(Dataset records)
[Start of section]

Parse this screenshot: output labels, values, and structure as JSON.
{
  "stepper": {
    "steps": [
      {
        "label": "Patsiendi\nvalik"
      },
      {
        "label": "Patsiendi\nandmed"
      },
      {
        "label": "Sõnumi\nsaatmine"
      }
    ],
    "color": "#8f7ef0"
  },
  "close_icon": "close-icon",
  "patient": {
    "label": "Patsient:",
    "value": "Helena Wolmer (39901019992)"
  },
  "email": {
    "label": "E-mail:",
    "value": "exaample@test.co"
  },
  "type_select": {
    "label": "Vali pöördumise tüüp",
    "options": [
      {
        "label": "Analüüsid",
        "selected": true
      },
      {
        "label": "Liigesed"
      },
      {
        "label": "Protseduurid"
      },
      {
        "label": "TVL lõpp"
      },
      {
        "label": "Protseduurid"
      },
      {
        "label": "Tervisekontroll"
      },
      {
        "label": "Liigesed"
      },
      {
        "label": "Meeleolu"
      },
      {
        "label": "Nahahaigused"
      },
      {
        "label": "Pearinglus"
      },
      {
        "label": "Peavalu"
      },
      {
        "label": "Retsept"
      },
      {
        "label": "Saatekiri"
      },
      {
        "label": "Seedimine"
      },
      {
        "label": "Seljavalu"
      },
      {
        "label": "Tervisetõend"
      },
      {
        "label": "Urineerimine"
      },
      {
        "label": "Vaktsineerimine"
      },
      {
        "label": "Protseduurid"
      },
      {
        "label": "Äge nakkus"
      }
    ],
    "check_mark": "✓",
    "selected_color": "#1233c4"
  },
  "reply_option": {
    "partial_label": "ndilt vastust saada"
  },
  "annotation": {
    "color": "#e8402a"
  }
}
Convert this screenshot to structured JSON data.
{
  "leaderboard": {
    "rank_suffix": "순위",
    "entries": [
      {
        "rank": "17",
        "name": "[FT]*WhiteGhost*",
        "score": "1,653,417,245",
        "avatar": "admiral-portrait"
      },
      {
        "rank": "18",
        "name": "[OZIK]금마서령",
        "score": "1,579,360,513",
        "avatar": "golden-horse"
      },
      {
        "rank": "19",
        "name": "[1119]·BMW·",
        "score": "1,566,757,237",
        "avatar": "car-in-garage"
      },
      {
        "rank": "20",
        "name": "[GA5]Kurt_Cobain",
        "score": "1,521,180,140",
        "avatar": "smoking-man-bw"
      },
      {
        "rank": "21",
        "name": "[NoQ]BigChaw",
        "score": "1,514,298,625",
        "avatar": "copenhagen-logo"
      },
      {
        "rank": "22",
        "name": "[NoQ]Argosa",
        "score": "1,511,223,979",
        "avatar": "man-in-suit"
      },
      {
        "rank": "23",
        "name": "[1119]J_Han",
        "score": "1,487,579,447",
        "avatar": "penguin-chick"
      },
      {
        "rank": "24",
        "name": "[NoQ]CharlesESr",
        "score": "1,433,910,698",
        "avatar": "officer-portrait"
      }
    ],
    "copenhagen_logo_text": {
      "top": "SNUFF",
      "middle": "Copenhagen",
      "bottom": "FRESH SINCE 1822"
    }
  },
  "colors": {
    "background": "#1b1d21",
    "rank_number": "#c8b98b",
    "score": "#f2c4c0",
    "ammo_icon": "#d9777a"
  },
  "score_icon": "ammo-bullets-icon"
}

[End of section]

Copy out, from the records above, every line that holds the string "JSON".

Parse this screenshot: output labels, values, and structure as JSON.
Convert this screenshot to structured JSON data.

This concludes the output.